the rirst of April.
In this issue of The Herald and
News we print the entire by-laws in
cluding the preamble and rules for
government of the Chamber of Com
merce, which was organized on last
Thursday night. The board of visi
tors held a meeting on'Monday after
noon, at which all the members were
present except two. It was decided to
leave the matter open until the first
of April, so that all who decided to do
so might come in as charter members.
They can d; this by calling upon the
secretary, Mr. R. D. Smith and sign
ing the constitution and by-laws and
paying the initiation fee of $10.00
and the annual dues of $1.00. Imme
diately after the first of April, the
board of visitors will hold a meeting
and the various committees provided
in the by-laws will be appointed.
The interest and enthusiasm which
was manifested in the meeting on last
Thursday night should not be per
mitted to lag, and it would be very
Luch to the success of the organiza
tion to have as many of those present
at the preliminary meeting and of
other business men who were not pres
ent to enter the organization as ehar
ter members. As soon as the charter
members have beeni secured and the
committees appointed, arnemerts
will be made to secure suitable rooms
for the use of the Chamber of Com
merce, and to proceed.at once to have
Whereas, Organization and unity of
action are indispensable to the full
protection and development of the
commercial and manufacturing inter
ests of Newberry, to the collection
and preservation of statistical infor
mation connected with these pursuits,
to establish urdiformnity in the comn
mercial usages of the city to pro
mote the general progress and pros
perity of the community, to insure
unity of action in all matters where
the interest of these different pur
suits niay be affected; Therefore be it
That we, the undersigned, do form
ourselves into an organization and
do ordain and establish the following
by-laws for the government of the
caled The Name.
Secion1.This organization shall be
caled TheChamber of Commerce
of Newberry, S. C.''
, ARTICLE II.
Who Shall Constitute Members.
Section 1. Every professional and
business man who is a resident of
Newberry, or whose post office ad
dress is Newberry, shall be eligible to
regular membership by paying the
required admission fee and filing ap
Iplication on the required blanks prop
erly filled out and recommended, pro
vided applicant is not under twenty
one years of age.

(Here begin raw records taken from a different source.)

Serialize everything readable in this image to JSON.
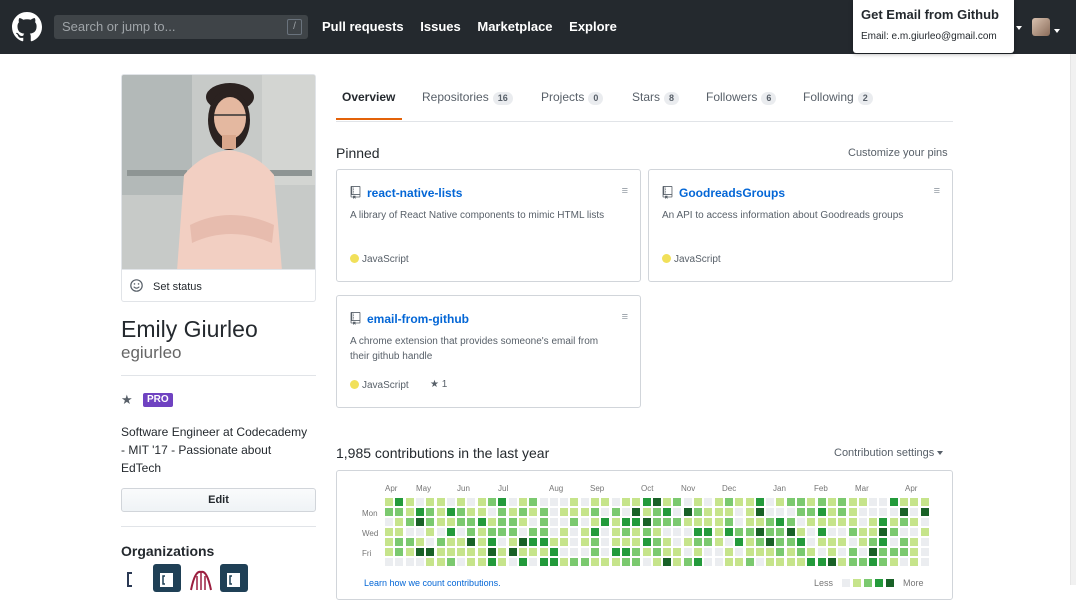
{
  "colors": {
    "header_bg": "#24292e",
    "link": "#0366d6",
    "pro_badge": "#6f42c1",
    "tab_underline": "#e36209",
    "javascript_dot": "#f1e05a",
    "contrib_levels": [
      "#ebedf0",
      "#c6e48b",
      "#7bc96f",
      "#239a3b",
      "#196127"
    ]
  },
  "header": {
    "search_placeholder": "Search or jump to...",
    "search_shortcut": "/",
    "nav": [
      "Pull requests",
      "Issues",
      "Marketplace",
      "Explore"
    ],
    "popup_title": "Get Email from Github",
    "popup_email": "Email: e.m.giurleo@gmail.com"
  },
  "profile": {
    "set_status": "Set status",
    "full_name": "Emily Giurleo",
    "username": "egiurleo",
    "pro_badge": "PRO",
    "bio_lines": [
      "Software Engineer at Codecademy",
      "- MIT '17 - Passionate about",
      "EdTech"
    ],
    "edit_label": "Edit",
    "orgs_title": "Organizations"
  },
  "tabs": [
    {
      "label": "Overview",
      "count": ""
    },
    {
      "label": "Repositories",
      "count": "16"
    },
    {
      "label": "Projects",
      "count": "0"
    },
    {
      "label": "Stars",
      "count": "8"
    },
    {
      "label": "Followers",
      "count": "6"
    },
    {
      "label": "Following",
      "count": "2"
    }
  ],
  "pinned": {
    "title": "Pinned",
    "customize": "Customize your pins",
    "repos": [
      {
        "name": "react-native-lists",
        "desc": "A library of React Native components to mimic HTML lists",
        "lang": "JavaScript",
        "stars": ""
      },
      {
        "name": "GoodreadsGroups",
        "desc": "An API to access information about Goodreads groups",
        "lang": "JavaScript",
        "stars": ""
      },
      {
        "name": "email-from-github",
        "desc": "A chrome extension that provides someone's email from their github handle",
        "lang": "JavaScript",
        "stars": "1"
      }
    ]
  },
  "contributions": {
    "title": "1,985 contributions in the last year",
    "settings": "Contribution settings",
    "months": [
      "Apr",
      "May",
      "Jun",
      "Jul",
      "Aug",
      "Sep",
      "Oct",
      "Nov",
      "Dec",
      "Jan",
      "Feb",
      "Mar",
      "Apr"
    ],
    "day_labels": [
      "Mon",
      "Wed",
      "Fri"
    ],
    "learn": "Learn how we count contributions.",
    "less": "Less",
    "more": "More"
  }
}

Section 2. Every person desiring to
become a member of this organization
bshall so signify by a written applica
tion and be recommended by at least

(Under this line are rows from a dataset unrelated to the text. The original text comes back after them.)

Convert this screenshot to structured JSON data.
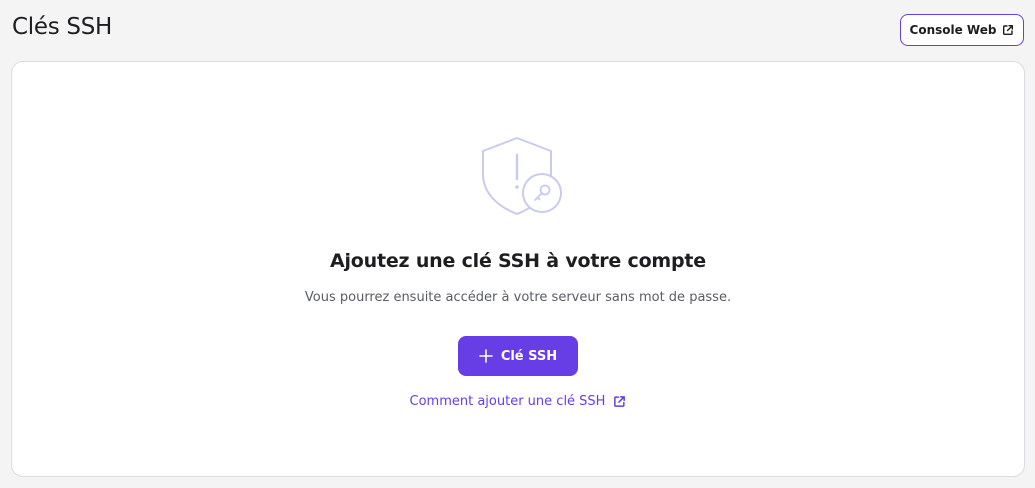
{
  "header": {
    "title": "Clés SSH",
    "console_button_label": "Console Web",
    "console_button_icon": "external-link-icon"
  },
  "empty_state": {
    "illustration_icon": "shield-key-icon",
    "title": "Ajoutez une clé SSH à votre compte",
    "description": "Vous pourrez ensuite accéder à votre serveur sans mot de passe.",
    "add_button_label": "Clé SSH",
    "add_button_icon": "plus-icon",
    "help_link_label": "Comment ajouter une clé SSH",
    "help_link_icon": "external-link-icon"
  },
  "colors": {
    "accent": "#673de6",
    "background": "#f4f4f4",
    "card": "#ffffff",
    "illustration": "#c9cbee"
  }
}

btwo members of the organization and
Ssuch application shall invariably be
accompanied by the admission fee of
Ten Dollars ($10.00), or payment of
same guaranteed by a responsible per
Section 3. The application shall be
made in writing to the Board of Gov
.ernors at a regular or called meeting,
-,and a ballot shall be taken immediate
ly by the Board.
eShould two (2) black balls be cast
s in the ballot the candidate shall not
s be elected.
If less than two black balls be cast
fthe candidate shall be declared ele
eted and the- Secretary shall enroll
his name in the Chamber of Commerce